This is where the second part of the project picks up. We have a second Kafka consumer called Abacus, which does the actual counting of views and makes the counts available for the site or clients to display. Abacus reads the events from Kafka that were output by Nazar; then, depending on Nazar’s determination, it either counts or skips over the view. If the event is marked for counting, then Abacus first checks if there is an HLL counter already existing in Redis for the post corresponding to the event. If the counter is already in Redis, then Abacus makes a PFADD request to Redis for that post. If the counter is not already in Redis, then Abacus makes a request to a Cassandra cluster, which we use to persist both the HLL counters and the raw count numbers, and makes a SET request into Redis to add the filter. This usually happens when people view older posts whose counters have been evicted from Redis.
In order to allow for maintaining counts on older posts that might have been evicted from Redis, Abacus periodically writes out both the full HLL filter from Redis along with the count for each post to a Cassandra cluster. Writes to Cassandra are batched in 10-second groups per post in order to avoid overloading the cluster. Below is a diagram outlining this event flow at a high level.
We hope that view counts will better enable content creators to understand the full reach of their posts, and help moderators to quickly identify which posts are receiving large amounts of traffic in their communities. In the future, we plan to leverage the real-time potential of our data pipeline to deliver more useful feedback to redditors.

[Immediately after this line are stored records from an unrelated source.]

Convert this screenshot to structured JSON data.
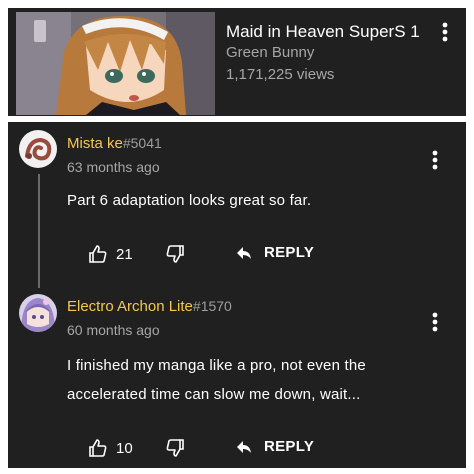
{
  "video": {
    "title": "Maid in Heaven SuperS 1",
    "channel": "Green Bunny",
    "views": "1,171,225 views",
    "menu_icon": "more-vert-icon"
  },
  "comments": [
    {
      "author": "Mista ke",
      "tag": "#5041",
      "time": "63 months ago",
      "text": "Part 6 adaptation looks great so far.",
      "likes": "21",
      "reply_label": "REPLY"
    },
    {
      "author": "Electro Archon Lite",
      "tag": "#1570",
      "time": "60 months ago",
      "text_lines": [
        "I finished my manga like a pro, not even the",
        "accelerated time can slow me down, wait..."
      ],
      "likes": "10",
      "reply_label": "REPLY"
    }
  ],
  "colors": {
    "background": "#202020",
    "author": "#f5c84c",
    "secondary_text": "#a6a6a6"
  }
}
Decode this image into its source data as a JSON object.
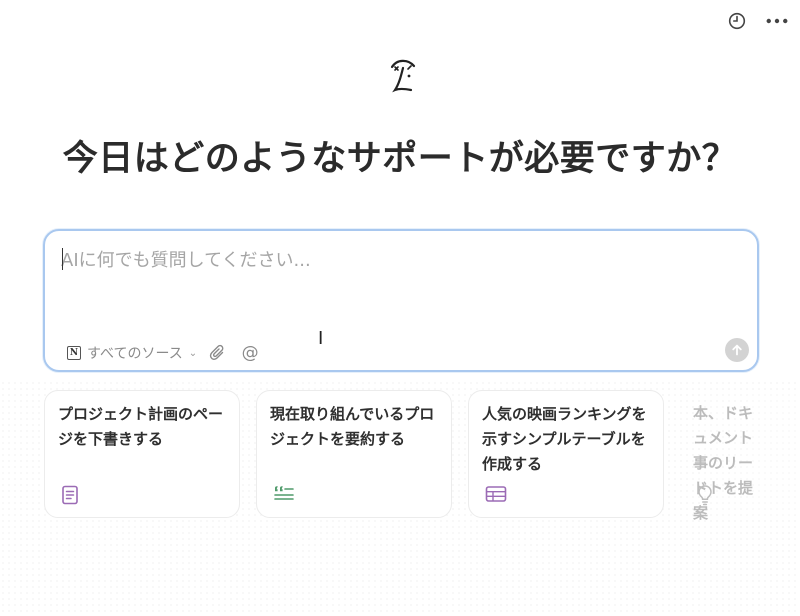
{
  "header": {
    "history_icon": "clock-icon",
    "more_icon": "more-dots-icon"
  },
  "main": {
    "title": "今日はどのようなサポートが必要ですか？"
  },
  "composer": {
    "placeholder": "AIに何でも質問してください...",
    "value": "",
    "source_label": "すべてのソース",
    "source_icon": "notion-icon",
    "attach_icon": "paperclip-icon",
    "mention_label": "@",
    "send_icon": "arrow-up-icon"
  },
  "suggestions": [
    {
      "label": "プロジェクト計画のページを下書きする",
      "icon": "document-icon",
      "color": "#9b6bb5"
    },
    {
      "label": "現在取り組んでいるプロジェクトを要約する",
      "icon": "quote-icon",
      "color": "#4f9a6a"
    },
    {
      "label": "人気の映画ランキングを示すシンプルテーブルを作成する",
      "icon": "table-icon",
      "color": "#9b6bb5"
    },
    {
      "label": "本、ドキュメント事のリードトを提案",
      "icon": "lightbulb-icon",
      "color": "#bdbdbd"
    }
  ]
}
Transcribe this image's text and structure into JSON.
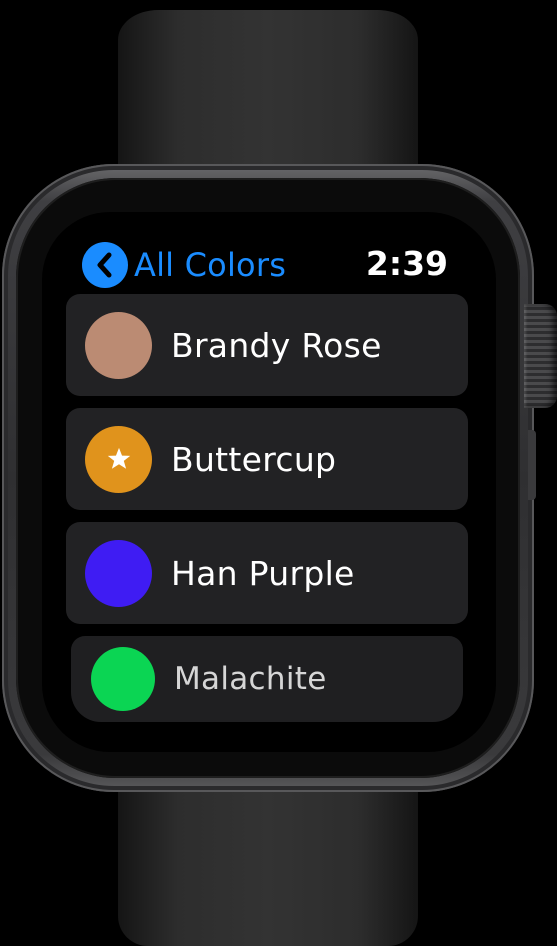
{
  "header": {
    "back_label": "All Colors",
    "time": "2:39"
  },
  "colors": [
    {
      "name": "Brandy Rose",
      "color": "#bb8b73",
      "favorite": false
    },
    {
      "name": "Buttercup",
      "color": "#e0931c",
      "favorite": true
    },
    {
      "name": "Han Purple",
      "color": "#3f1cf3",
      "favorite": false
    },
    {
      "name": "Malachite",
      "color": "#0bd553",
      "favorite": false
    }
  ],
  "icons": {
    "back": "chevron-left-icon",
    "favorite": "star-icon"
  },
  "device": "Apple Watch"
}
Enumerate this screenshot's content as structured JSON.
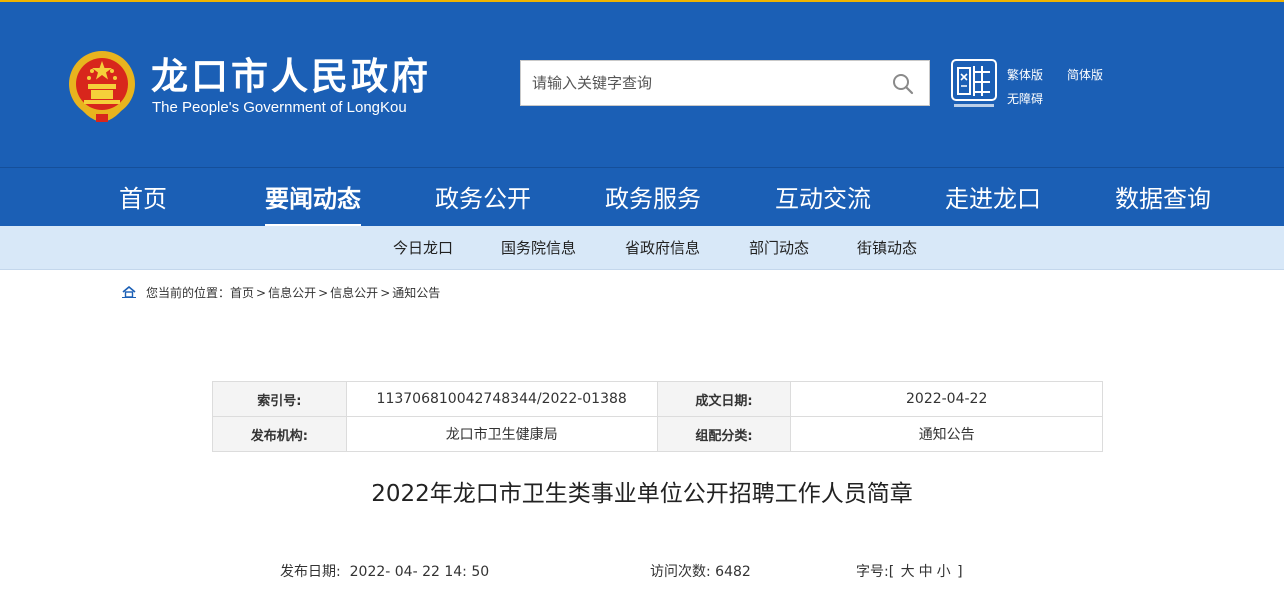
{
  "header": {
    "title": "龙口市人民政府",
    "subtitle": "The People's Government of LongKou",
    "search_placeholder": "请输入关键字查询",
    "links": {
      "traditional": "繁体版",
      "simplified": "简体版",
      "accessibility": "无障碍"
    },
    "colors": {
      "brand_blue": "#1b5fb5",
      "accent_gold": "#f0b400"
    }
  },
  "nav": {
    "items": [
      "首页",
      "要闻动态",
      "政务公开",
      "政务服务",
      "互动交流",
      "走进龙口",
      "数据查询"
    ],
    "active": "要闻动态"
  },
  "subnav": {
    "items": [
      "今日龙口",
      "国务院信息",
      "省政府信息",
      "部门动态",
      "街镇动态"
    ]
  },
  "breadcrumb": {
    "prefix": "您当前的位置：",
    "items": [
      "首页",
      "信息公开",
      "信息公开",
      "通知公告"
    ],
    "separator": ">"
  },
  "info": {
    "index_label": "索引号:",
    "index_value": "11370681004274834​4/2022-01388",
    "date_label": "成文日期:",
    "date_value": "2022-04-22",
    "org_label": "发布机构:",
    "org_value": "龙口市卫生健康局",
    "category_label": "组配分类:",
    "category_value": "通知公告"
  },
  "article": {
    "title": "2022年龙口市卫生类事业单位公开招聘工作人员简章"
  },
  "meta": {
    "publish_label": "发布日期:",
    "publish_value": "2022- 04- 22 14: 50",
    "visits_label": "访问次数:",
    "visits_value": "6482",
    "fontsize_label": "字号:",
    "fontsize_open": "[",
    "fontsize_large": "大",
    "fontsize_medium": "中",
    "fontsize_small": "小",
    "fontsize_close": "]"
  }
}
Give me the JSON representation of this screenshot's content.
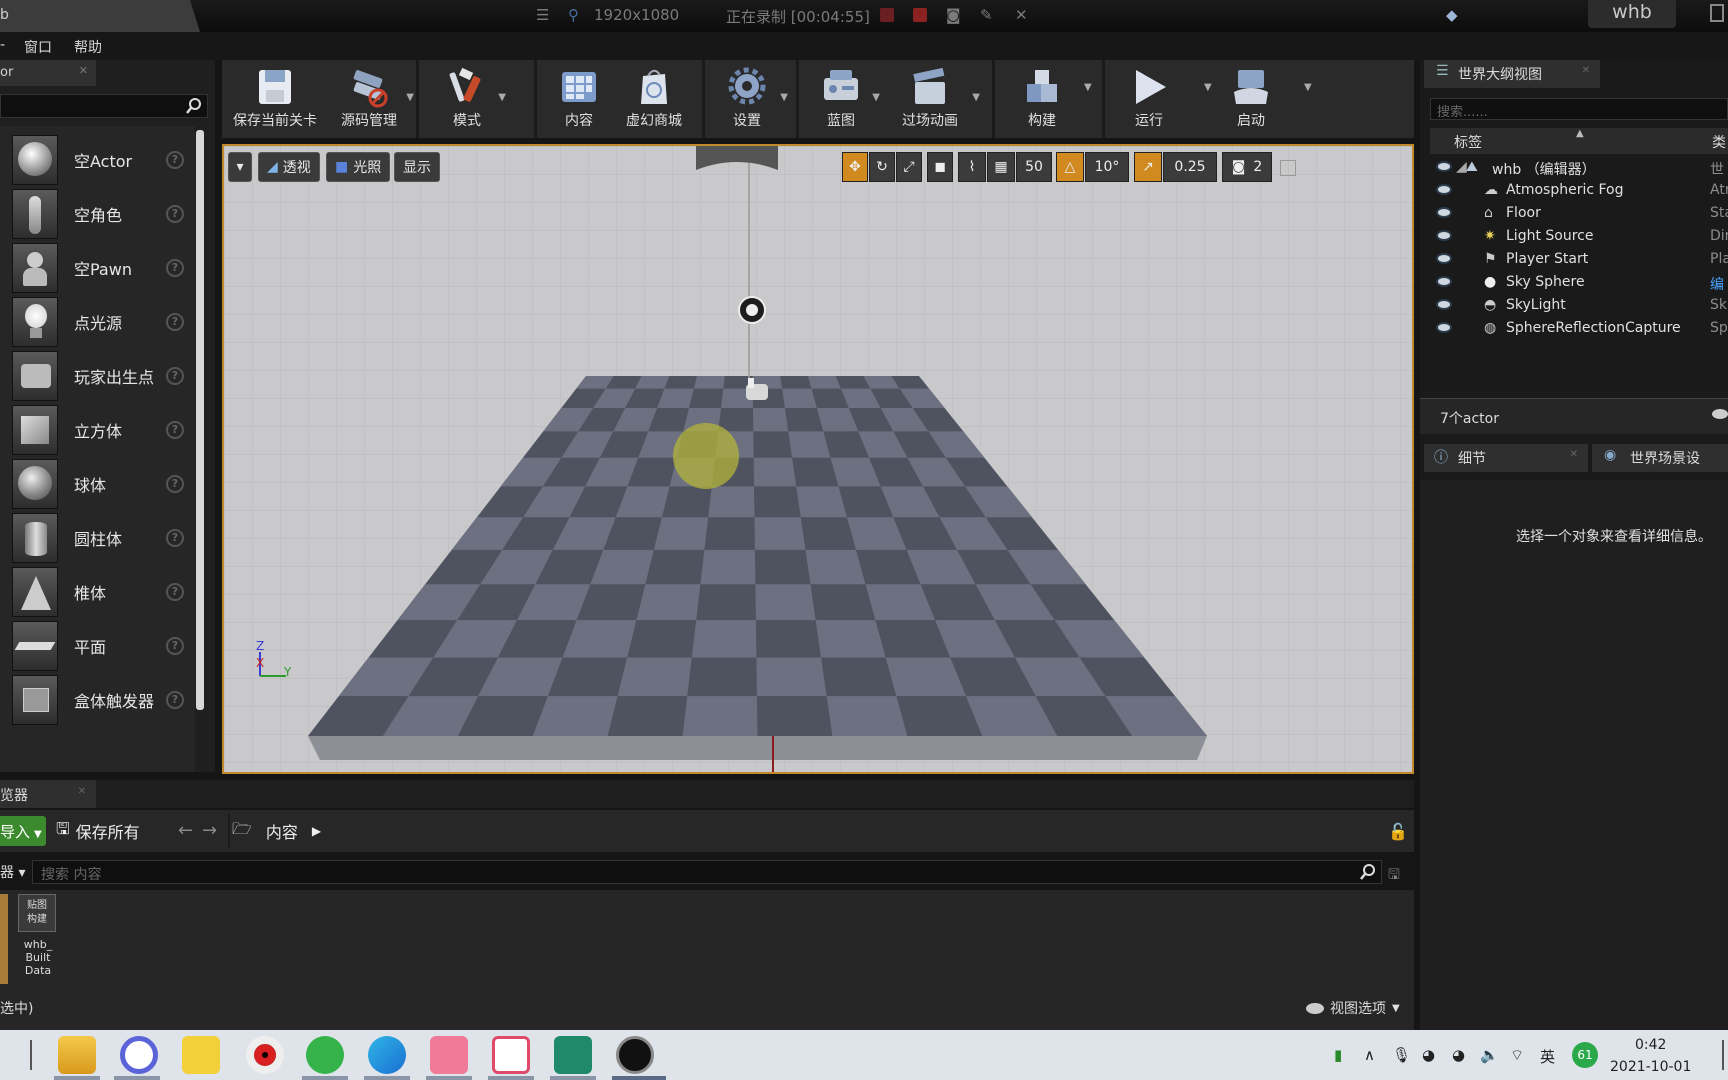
{
  "titlebar": {
    "tab_title": "b",
    "resolution": "1920x1080",
    "recording": "正在录制 [00:04:55]",
    "user": "whb"
  },
  "menu": {
    "items": [
      "窗口",
      "帮助"
    ]
  },
  "left_panel": {
    "tab": "or",
    "items": [
      {
        "label": "空Actor"
      },
      {
        "label": "空角色"
      },
      {
        "label": "空Pawn"
      },
      {
        "label": "点光源"
      },
      {
        "label": "玩家出生点"
      },
      {
        "label": "立方体"
      },
      {
        "label": "球体"
      },
      {
        "label": "圆柱体"
      },
      {
        "label": "椎体"
      },
      {
        "label": "平面"
      },
      {
        "label": "盒体触发器"
      }
    ]
  },
  "toolbar": {
    "buttons": [
      "保存当前关卡",
      "源码管理",
      "模式",
      "内容",
      "虚幻商城",
      "设置",
      "蓝图",
      "过场动画",
      "构建",
      "运行",
      "启动"
    ]
  },
  "viewport": {
    "perspective": "透视",
    "lighting": "光照",
    "show": "显示",
    "grid_snap": "50",
    "rotation_snap": "10°",
    "scale_snap": "0.25",
    "camera_speed": "2",
    "axis_z": "Z",
    "axis_x": "X",
    "axis_y": "Y"
  },
  "outliner": {
    "tab": "世界大纲视图",
    "search_placeholder": "搜索......",
    "col_label": "标签",
    "col_type": "类",
    "rows": [
      {
        "label": "whb （编辑器）",
        "type": "世"
      },
      {
        "label": "Atmospheric Fog",
        "type": "Atr"
      },
      {
        "label": "Floor",
        "type": "Sta"
      },
      {
        "label": "Light Source",
        "type": "Dir"
      },
      {
        "label": "Player Start",
        "type": "Pla"
      },
      {
        "label": "Sky Sphere",
        "type": "编"
      },
      {
        "label": "SkyLight",
        "type": "Sk"
      },
      {
        "label": "SphereReflectionCapture",
        "type": "Sp"
      }
    ],
    "count": "7个actor"
  },
  "details": {
    "tab": "细节",
    "tab2": "世界场景设",
    "empty_msg": "选择一个对象来查看详细信息。"
  },
  "content_browser": {
    "tab": "览器",
    "import": "导入",
    "save_all": "保存所有",
    "path": "内容",
    "filter": "器",
    "search_placeholder": "搜索 内容",
    "asset_thumb_line1": "贴图",
    "asset_thumb_line2": "构建",
    "asset_name": "whb_ Built Data",
    "status": "选中)",
    "view_options": "视图选项"
  },
  "taskbar": {
    "time": "0:42",
    "date": "2021-10-01",
    "ime": "英",
    "badge": "61"
  },
  "colors": {
    "accent_orange": "#d08a20",
    "import_green": "#3c8a2e",
    "viewport_bg": "#c9c9cb",
    "checker_dark": "#4f5360",
    "checker_light": "#6c7080"
  }
}
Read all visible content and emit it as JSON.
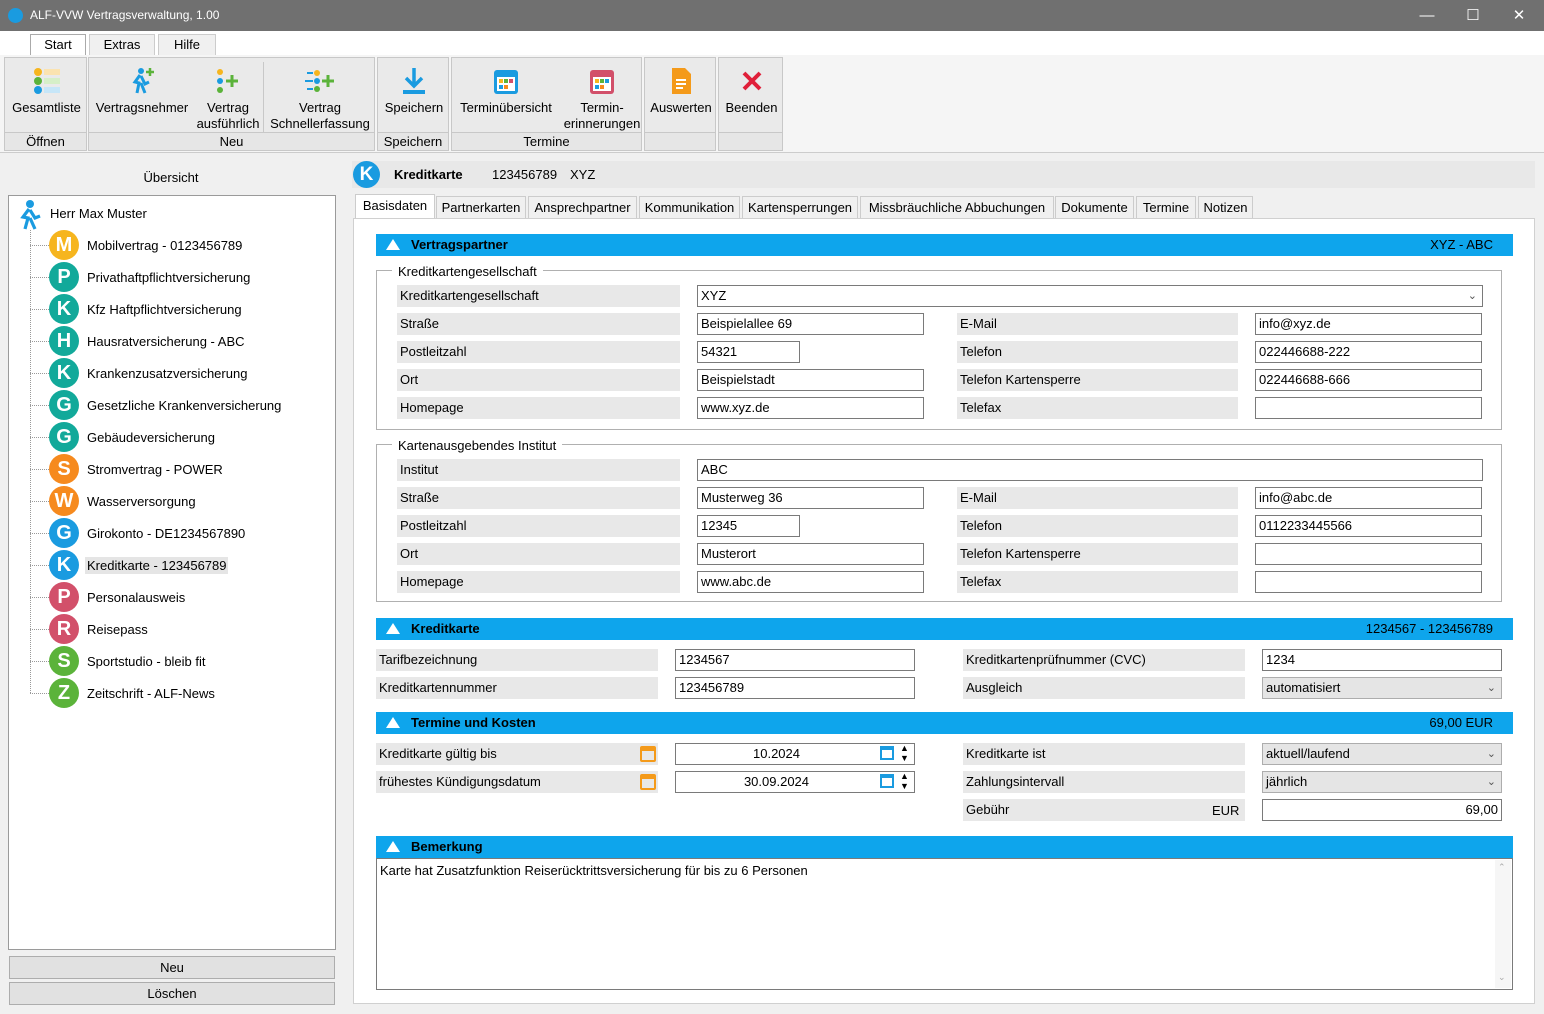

PS: This post originally appeared on the reddit blog and authored by Krishnan Chandra